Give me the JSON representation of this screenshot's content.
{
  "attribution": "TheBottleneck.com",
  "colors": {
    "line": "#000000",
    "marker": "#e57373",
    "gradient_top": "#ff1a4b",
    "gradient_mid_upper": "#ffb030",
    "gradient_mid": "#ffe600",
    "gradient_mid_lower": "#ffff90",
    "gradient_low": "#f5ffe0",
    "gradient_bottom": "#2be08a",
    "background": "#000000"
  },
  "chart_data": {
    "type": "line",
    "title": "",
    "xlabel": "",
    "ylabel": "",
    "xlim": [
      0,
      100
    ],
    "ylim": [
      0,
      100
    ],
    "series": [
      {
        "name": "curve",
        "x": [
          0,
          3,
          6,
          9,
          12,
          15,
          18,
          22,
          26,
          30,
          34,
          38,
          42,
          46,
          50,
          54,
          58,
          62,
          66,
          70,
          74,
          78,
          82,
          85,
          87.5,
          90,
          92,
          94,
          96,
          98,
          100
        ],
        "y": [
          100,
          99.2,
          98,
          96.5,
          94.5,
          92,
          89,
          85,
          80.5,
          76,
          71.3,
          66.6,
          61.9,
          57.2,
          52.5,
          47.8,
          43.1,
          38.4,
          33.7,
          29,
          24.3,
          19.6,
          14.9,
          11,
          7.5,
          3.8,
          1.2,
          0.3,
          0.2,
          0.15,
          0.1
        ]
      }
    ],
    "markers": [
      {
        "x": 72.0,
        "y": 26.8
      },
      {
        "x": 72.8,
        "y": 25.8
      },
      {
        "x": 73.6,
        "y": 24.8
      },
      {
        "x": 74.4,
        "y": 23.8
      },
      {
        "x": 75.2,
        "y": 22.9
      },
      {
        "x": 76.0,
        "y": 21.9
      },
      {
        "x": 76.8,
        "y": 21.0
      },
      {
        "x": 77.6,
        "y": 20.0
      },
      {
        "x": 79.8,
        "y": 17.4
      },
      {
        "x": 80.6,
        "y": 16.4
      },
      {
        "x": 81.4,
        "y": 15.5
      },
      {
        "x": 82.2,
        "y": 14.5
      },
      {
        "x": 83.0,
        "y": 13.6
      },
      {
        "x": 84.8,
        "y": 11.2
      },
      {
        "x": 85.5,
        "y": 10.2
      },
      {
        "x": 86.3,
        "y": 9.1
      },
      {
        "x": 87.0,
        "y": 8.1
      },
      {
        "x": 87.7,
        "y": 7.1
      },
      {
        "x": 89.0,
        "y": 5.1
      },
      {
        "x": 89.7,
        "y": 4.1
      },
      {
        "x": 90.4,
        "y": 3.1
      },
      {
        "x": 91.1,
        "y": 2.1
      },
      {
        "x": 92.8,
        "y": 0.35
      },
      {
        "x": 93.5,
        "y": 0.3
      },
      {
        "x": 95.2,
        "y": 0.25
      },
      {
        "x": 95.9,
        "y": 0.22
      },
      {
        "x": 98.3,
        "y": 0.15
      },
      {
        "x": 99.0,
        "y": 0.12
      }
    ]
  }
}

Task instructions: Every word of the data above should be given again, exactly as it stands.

The answer:
Give me the JSON representation of this screenshot's content.
{
  "attribution": "TheBottleneck.com",
  "colors": {
    "line": "#000000",
    "marker": "#e57373",
    "gradient_top": "#ff1a4b",
    "gradient_mid_upper": "#ffb030",
    "gradient_mid": "#ffe600",
    "gradient_mid_lower": "#ffff90",
    "gradient_low": "#f5ffe0",
    "gradient_bottom": "#2be08a",
    "background": "#000000"
  },
  "chart_data": {
    "type": "line",
    "title": "",
    "xlabel": "",
    "ylabel": "",
    "xlim": [
      0,
      100
    ],
    "ylim": [
      0,
      100
    ],
    "series": [
      {
        "name": "curve",
        "x": [
          0,
          3,
          6,
          9,
          12,
          15,
          18,
          22,
          26,
          30,
          34,
          38,
          42,
          46,
          50,
          54,
          58,
          62,
          66,
          70,
          74,
          78,
          82,
          85,
          87.5,
          90,
          92,
          94,
          96,
          98,
          100
        ],
        "y": [
          100,
          99.2,
          98,
          96.5,
          94.5,
          92,
          89,
          85,
          80.5,
          76,
          71.3,
          66.6,
          61.9,
          57.2,
          52.5,
          47.8,
          43.1,
          38.4,
          33.7,
          29,
          24.3,
          19.6,
          14.9,
          11,
          7.5,
          3.8,
          1.2,
          0.3,
          0.2,
          0.15,
          0.1
        ]
      }
    ],
    "markers": [
      {
        "x": 72.0,
        "y": 26.8
      },
      {
        "x": 72.8,
        "y": 25.8
      },
      {
        "x": 73.6,
        "y": 24.8
      },
      {
        "x": 74.4,
        "y": 23.8
      },
      {
        "x": 75.2,
        "y": 22.9
      },
      {
        "x": 76.0,
        "y": 21.9
      },
      {
        "x": 76.8,
        "y": 21.0
      },
      {
        "x": 77.6,
        "y": 20.0
      },
      {
        "x": 79.8,
        "y": 17.4
      },
      {
        "x": 80.6,
        "y": 16.4
      },
      {
        "x": 81.4,
        "y": 15.5
      },
      {
        "x": 82.2,
        "y": 14.5
      },
      {
        "x": 83.0,
        "y": 13.6
      },
      {
        "x": 84.8,
        "y": 11.2
      },
      {
        "x": 85.5,
        "y": 10.2
      },
      {
        "x": 86.3,
        "y": 9.1
      },
      {
        "x": 87.0,
        "y": 8.1
      },
      {
        "x": 87.7,
        "y": 7.1
      },
      {
        "x": 89.0,
        "y": 5.1
      },
      {
        "x": 89.7,
        "y": 4.1
      },
      {
        "x": 90.4,
        "y": 3.1
      },
      {
        "x": 91.1,
        "y": 2.1
      },
      {
        "x": 92.8,
        "y": 0.35
      },
      {
        "x": 93.5,
        "y": 0.3
      },
      {
        "x": 95.2,
        "y": 0.25
      },
      {
        "x": 95.9,
        "y": 0.22
      },
      {
        "x": 98.3,
        "y": 0.15
      },
      {
        "x": 99.0,
        "y": 0.12
      }
    ]
  }
}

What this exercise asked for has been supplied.